# Radiometric dating methods accuracy

*30-Jun-2018 13:27*

This is the amount of time it takes for half of the radioactive material to decay.So, after a period of time equal to the half-life, half the radioactive material would be left in the sample.Bosch used, and assumed the accepted "normal" decay rate, then we would think it took a billion times longer for the radioactive material in that sample to decay to the amount which we measured, instead of the short time which it actually took to decay down to that amount.Can you see the implication of this for the radiometric dating that has been used "across the board" in science?However, high pressure has been found to change the decay rate for some isotopes.Accessed 2011 February 23" href="#footnote2_pan5eo3"2, 3 Why would this work?When quartz is placed under pressure, there is a voltage produced.Under tension, the opposite of compression, there is also a voltage produced, with a reversed polarity.

If we assume decay occurs slowly, then it takes a long time; but, on the other hand, if the decay goes swiftly, it doesn't take as long.Let's look at how the radiometric dating method works.Over time, a certain amount of radioactive material decays.By measuring the amount of radioactive material left in a sample, and assuming we also know the amount of radioactive material in the sample originally, one can theoretically deduce the amount of time that would be required for the original amount to decay down to the currently measured amount.
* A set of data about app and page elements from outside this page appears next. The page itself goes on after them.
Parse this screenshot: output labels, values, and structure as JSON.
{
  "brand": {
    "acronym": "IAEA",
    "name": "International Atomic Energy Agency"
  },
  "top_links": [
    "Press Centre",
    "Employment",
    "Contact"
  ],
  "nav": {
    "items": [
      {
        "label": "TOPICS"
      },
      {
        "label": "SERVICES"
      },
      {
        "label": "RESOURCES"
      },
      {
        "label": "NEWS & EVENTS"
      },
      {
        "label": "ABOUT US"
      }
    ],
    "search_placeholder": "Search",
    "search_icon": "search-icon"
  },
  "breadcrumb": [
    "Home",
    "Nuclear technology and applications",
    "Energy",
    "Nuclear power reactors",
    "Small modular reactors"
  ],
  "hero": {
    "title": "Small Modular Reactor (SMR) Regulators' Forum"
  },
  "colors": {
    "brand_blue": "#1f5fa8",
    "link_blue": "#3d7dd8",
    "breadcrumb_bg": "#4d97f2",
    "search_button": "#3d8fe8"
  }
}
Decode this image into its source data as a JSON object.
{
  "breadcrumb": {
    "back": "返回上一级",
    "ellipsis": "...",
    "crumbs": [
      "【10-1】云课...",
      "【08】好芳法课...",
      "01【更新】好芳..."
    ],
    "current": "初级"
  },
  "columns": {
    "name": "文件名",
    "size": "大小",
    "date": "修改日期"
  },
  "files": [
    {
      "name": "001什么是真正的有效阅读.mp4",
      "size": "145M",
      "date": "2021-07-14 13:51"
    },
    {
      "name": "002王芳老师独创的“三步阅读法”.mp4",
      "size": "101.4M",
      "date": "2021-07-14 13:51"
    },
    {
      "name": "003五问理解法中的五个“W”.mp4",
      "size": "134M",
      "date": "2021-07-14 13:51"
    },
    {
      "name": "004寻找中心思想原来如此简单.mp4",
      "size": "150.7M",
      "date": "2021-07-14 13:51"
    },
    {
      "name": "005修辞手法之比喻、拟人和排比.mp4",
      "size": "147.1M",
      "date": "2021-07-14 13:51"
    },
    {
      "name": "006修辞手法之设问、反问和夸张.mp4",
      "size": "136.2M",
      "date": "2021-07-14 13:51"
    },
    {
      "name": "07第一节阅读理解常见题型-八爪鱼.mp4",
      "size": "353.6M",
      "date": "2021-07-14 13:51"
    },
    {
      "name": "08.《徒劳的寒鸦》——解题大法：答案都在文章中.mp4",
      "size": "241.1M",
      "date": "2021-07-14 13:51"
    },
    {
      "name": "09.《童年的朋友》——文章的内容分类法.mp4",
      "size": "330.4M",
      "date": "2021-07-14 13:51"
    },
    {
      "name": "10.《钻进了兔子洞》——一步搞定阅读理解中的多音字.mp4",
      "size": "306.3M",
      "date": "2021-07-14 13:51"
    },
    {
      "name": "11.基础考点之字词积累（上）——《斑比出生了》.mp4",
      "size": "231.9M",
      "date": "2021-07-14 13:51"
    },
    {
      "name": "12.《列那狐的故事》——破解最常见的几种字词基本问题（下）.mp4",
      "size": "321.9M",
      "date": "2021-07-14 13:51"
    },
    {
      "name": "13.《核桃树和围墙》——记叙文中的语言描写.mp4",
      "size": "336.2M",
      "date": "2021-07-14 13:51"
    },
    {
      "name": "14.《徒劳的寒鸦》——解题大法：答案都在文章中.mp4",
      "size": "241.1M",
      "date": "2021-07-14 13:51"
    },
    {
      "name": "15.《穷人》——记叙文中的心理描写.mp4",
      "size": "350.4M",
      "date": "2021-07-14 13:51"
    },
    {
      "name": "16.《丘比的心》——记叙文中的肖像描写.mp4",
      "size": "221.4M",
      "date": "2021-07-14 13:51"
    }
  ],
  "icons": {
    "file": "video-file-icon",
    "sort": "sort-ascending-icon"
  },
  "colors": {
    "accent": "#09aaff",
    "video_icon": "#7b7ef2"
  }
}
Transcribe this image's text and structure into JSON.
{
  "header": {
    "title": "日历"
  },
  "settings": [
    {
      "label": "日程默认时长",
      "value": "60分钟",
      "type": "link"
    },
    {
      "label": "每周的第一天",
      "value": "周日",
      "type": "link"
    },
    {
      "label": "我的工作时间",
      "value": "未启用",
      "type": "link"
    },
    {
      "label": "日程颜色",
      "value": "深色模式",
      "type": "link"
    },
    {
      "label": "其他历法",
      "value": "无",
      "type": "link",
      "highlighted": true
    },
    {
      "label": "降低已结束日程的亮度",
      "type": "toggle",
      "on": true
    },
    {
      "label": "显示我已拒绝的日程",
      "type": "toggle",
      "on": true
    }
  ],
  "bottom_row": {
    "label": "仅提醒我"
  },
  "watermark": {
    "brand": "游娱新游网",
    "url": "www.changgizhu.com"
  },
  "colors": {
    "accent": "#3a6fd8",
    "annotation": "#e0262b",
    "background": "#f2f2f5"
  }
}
Various radiometric dating methods have one thing in common - they assume a constant radioactive decay rate (of the material being used in the dating). Another assumption is the starting amount of radioactive material in the sample, but for now we will focus on the rate assumption.An alpha particle is simply a helium nucleus, which will quickly gather up 2 electrons and become a helium atom.(Electrons are quickly accumulated when you rub a balloon on some material - perhaps your hair - and then place the balloon on a wall or ceiling.This implies the age of the material could be vastly younger than the measurement may seem to indicate!